Rightly or wrongly, the foreshore and seabed issue was the beginning of the end for the last Labour government. Strange that National seem determined to follow in their footsteps:
"I think some iwi…their expectations about what it means are higher than the legal reality." Bill English on Right of First Refusal. #rtpt
— Maiki Sherman (@MaikiSherman) June 4, 2015
Here’s the longer version:
Government will go to court over Auckland Crown land sales, John Key says
… A legal skirmish has broken out after Ngāti Whātua thought it would be given first right of refusal to Crown land up for grabs in Auckland. The Government announced as part of the Budget that 500 hectares of public land would be sold.
But Prime Minister John Key and Housing Minister Nick Smith have staunchly insisted the law was on their side. “What the Government’s trying to do is expand the amount of land that is available for housing. “It’s quite legitimate for us to do that,” Key said.

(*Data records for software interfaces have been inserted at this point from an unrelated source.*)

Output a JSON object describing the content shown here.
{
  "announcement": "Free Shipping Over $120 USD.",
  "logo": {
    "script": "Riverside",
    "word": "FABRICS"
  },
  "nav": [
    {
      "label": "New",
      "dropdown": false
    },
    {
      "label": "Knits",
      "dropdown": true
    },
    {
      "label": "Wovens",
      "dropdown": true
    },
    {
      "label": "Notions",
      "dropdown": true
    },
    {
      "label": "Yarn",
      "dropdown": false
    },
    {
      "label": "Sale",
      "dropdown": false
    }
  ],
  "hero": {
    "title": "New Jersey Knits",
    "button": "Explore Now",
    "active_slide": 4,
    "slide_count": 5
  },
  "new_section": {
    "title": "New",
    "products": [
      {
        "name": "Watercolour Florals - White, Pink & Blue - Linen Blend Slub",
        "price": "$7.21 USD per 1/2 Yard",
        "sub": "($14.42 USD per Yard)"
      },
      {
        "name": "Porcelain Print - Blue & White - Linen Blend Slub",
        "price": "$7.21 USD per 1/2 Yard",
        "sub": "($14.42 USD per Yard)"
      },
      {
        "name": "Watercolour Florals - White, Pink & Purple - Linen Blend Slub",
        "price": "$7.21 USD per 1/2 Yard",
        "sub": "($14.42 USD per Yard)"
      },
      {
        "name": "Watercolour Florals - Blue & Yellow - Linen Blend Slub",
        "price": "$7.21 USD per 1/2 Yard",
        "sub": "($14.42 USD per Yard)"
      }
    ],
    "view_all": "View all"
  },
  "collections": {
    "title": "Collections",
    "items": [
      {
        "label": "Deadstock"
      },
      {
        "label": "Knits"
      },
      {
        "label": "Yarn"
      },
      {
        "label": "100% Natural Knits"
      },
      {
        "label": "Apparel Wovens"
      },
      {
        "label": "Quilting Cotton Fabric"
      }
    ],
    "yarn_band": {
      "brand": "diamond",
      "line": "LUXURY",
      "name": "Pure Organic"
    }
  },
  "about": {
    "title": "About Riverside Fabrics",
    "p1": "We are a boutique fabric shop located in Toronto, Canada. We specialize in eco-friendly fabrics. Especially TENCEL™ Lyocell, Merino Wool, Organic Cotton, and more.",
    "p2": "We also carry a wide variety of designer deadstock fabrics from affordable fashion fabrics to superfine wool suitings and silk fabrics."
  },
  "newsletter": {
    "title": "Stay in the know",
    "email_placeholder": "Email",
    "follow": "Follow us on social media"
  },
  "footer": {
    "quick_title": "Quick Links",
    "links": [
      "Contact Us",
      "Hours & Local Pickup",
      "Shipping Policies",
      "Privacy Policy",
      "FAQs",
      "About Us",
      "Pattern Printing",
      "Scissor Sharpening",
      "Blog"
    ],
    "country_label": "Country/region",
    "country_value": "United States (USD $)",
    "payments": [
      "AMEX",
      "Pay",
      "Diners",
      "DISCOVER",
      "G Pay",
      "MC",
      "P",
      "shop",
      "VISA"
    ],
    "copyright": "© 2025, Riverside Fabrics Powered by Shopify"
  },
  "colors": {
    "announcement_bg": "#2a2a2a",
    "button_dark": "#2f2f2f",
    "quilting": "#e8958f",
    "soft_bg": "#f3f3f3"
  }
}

It’s legitimate to use land for housing – as long as legal requirements are met in the process.
He rejected claims the Government was trying to “circumvent” the iwi’s right of refusal.
Of course they are.
Smith said yesterday, that the Tamaki Redress Act, which gave effect to the first right of refusal collective, had a specific clause excluding land for housing purposes.
Key said the Government had sought legal advice before making its Budget announcement. The advice said provided there was a social purpose to the housing, that met the requirement of the law.
Here’s what Professor of Law Andrew Geddis has to say about that:
Now, of course, it may be that Nick Smith is thinking of trying to pull a swifty here. Maybe he’s thinking that once the Government says “we’re going to use this land of ours that was set aside for something else for housing”, then this immediately makes it into land “that is held for State housing purposes” as per s.136. All I can say to that line of thinking is … good luck getting it past a High Court judge on judicial review proceedings!
The Nats seem to be on very shaky ground indeed. A sensible course would be to open discussions with iwi. Charging ahead with the threat of legal action doesn’t seem likely to end well. It is the height of hubris.